◆ WHAT YOU NEED TO DO ◆
Tally the lines below containing the word "错误日志" and give that total alone.

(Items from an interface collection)
++++++

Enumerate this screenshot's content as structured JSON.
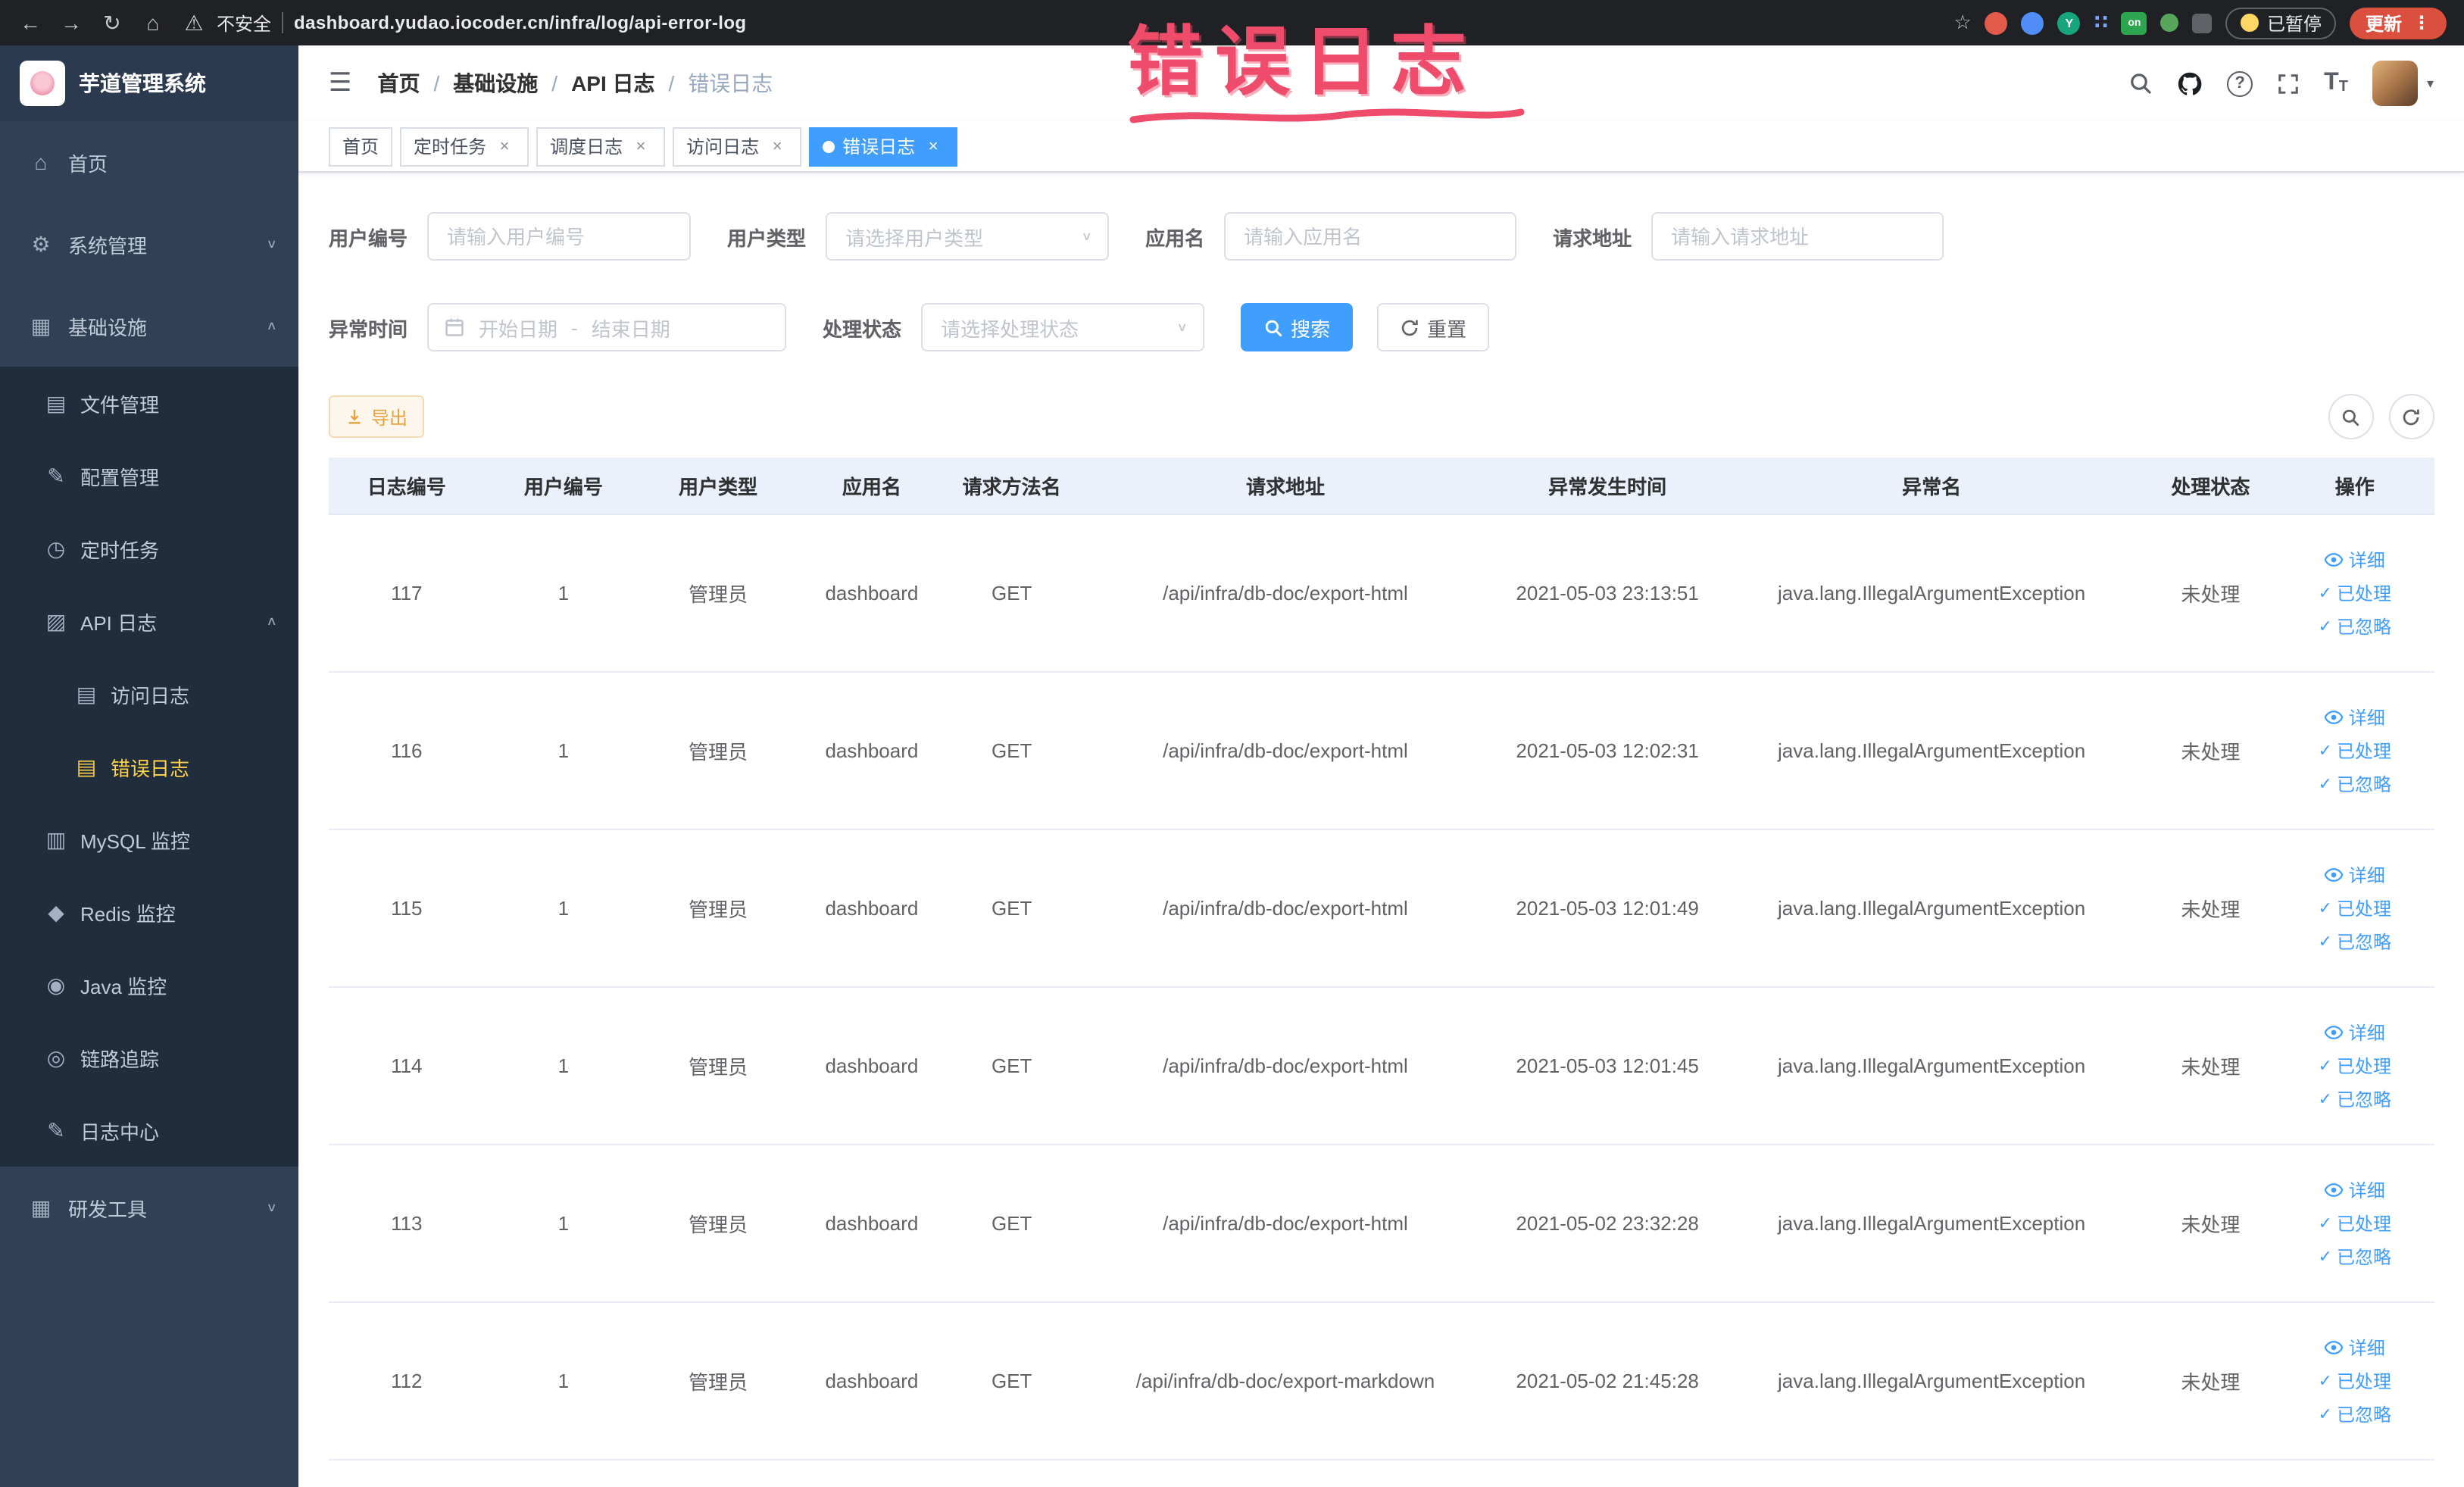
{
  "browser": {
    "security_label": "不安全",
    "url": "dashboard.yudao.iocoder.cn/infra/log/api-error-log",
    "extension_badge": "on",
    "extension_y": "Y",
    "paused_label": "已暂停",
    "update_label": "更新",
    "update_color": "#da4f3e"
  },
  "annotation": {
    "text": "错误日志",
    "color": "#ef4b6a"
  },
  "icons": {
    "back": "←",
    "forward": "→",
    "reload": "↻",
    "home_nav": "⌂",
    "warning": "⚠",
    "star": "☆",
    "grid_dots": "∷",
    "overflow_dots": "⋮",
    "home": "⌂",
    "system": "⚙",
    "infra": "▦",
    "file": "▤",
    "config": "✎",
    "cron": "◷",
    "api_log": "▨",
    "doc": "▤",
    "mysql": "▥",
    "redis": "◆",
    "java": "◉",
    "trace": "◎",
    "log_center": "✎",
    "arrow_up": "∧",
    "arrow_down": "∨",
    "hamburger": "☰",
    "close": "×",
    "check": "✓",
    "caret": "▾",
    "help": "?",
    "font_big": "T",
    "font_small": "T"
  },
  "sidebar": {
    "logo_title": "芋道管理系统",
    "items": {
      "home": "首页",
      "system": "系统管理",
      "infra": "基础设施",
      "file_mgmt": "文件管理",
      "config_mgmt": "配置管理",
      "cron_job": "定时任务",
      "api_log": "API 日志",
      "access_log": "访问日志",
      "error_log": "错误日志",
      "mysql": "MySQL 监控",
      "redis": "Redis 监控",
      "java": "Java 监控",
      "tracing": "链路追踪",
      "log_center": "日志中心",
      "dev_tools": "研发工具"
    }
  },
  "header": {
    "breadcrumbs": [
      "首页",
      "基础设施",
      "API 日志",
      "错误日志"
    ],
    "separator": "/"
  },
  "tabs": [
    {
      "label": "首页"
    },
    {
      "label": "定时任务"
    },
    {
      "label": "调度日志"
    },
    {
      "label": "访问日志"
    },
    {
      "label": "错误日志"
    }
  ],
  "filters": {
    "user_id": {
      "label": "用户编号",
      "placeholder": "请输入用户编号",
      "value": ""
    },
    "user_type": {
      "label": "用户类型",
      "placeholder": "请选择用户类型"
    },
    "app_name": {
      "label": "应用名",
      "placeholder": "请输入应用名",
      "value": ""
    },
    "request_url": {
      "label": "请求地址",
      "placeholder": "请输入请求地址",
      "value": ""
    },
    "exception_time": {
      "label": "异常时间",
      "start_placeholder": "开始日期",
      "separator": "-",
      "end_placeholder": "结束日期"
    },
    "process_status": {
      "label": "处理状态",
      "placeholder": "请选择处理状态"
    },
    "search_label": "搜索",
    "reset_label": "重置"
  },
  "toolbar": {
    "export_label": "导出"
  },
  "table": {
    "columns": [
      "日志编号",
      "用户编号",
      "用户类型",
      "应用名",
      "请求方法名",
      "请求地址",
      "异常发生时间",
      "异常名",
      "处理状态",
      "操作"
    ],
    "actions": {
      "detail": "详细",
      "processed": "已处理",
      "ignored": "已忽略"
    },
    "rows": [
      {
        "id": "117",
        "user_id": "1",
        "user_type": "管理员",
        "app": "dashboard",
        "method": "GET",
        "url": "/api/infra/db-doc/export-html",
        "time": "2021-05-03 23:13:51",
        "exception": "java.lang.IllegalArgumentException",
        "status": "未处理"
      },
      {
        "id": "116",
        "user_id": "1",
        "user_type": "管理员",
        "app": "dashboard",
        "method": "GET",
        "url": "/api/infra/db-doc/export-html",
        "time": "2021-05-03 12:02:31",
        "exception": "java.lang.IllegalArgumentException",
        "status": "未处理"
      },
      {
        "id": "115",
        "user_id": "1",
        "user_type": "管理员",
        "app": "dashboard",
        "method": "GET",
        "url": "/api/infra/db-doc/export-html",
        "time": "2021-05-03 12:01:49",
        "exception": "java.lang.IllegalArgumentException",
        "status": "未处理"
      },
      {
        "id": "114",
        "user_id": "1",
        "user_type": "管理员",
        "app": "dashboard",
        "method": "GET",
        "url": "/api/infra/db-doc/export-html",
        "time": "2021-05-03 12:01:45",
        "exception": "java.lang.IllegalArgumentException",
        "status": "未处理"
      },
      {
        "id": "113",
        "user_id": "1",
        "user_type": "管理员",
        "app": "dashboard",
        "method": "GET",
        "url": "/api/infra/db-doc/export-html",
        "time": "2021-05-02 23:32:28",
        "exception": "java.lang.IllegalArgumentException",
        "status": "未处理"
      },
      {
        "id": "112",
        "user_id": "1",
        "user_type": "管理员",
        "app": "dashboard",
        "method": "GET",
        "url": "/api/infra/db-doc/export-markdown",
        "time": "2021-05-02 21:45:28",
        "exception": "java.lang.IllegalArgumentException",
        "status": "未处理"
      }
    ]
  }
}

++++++

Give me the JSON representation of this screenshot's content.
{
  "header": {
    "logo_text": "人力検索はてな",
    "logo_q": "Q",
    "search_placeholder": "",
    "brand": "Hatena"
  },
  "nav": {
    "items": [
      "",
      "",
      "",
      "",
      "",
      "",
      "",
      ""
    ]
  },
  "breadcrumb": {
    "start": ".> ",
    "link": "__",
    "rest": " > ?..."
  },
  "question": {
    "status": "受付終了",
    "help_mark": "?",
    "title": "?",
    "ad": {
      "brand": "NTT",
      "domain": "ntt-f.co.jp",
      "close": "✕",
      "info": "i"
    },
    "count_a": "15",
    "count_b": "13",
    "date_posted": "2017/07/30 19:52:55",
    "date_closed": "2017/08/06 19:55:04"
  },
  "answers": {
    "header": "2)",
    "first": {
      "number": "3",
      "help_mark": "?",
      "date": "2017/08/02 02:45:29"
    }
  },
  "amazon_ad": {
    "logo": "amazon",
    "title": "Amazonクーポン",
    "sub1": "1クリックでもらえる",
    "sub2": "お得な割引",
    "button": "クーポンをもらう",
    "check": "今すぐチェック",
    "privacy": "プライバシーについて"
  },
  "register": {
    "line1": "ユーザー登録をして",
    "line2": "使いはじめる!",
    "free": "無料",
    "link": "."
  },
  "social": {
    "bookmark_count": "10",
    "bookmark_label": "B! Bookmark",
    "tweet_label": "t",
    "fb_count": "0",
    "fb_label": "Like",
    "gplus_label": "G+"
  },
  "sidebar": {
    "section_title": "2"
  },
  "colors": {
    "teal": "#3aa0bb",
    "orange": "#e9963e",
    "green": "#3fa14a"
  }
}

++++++

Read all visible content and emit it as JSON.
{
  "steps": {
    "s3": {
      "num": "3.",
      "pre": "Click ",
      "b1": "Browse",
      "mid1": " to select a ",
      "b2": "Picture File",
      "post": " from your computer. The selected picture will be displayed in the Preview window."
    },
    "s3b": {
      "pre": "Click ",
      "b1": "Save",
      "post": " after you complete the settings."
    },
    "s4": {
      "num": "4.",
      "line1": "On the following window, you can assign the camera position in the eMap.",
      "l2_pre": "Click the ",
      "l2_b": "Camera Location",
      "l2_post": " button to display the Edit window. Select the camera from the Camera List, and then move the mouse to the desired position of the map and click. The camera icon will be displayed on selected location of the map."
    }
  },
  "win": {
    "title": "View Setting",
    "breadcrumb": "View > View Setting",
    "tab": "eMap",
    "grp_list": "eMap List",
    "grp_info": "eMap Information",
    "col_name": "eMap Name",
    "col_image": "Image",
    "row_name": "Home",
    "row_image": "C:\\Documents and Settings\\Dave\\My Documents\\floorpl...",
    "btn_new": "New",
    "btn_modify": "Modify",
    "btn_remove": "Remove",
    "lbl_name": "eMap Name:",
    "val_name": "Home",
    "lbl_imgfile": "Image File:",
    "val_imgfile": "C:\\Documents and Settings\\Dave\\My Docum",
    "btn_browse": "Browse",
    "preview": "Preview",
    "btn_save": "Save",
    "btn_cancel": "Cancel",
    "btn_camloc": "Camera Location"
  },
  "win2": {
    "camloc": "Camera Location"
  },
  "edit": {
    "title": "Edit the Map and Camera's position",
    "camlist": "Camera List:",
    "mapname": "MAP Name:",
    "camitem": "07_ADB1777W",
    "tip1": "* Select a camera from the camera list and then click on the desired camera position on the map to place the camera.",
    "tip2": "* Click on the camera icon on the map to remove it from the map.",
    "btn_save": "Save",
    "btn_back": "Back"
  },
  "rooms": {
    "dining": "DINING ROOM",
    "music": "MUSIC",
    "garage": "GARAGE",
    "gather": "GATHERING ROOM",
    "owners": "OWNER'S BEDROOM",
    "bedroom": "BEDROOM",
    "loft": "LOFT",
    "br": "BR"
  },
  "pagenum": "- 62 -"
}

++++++

◆ RESULT OF THE TASK ◆
4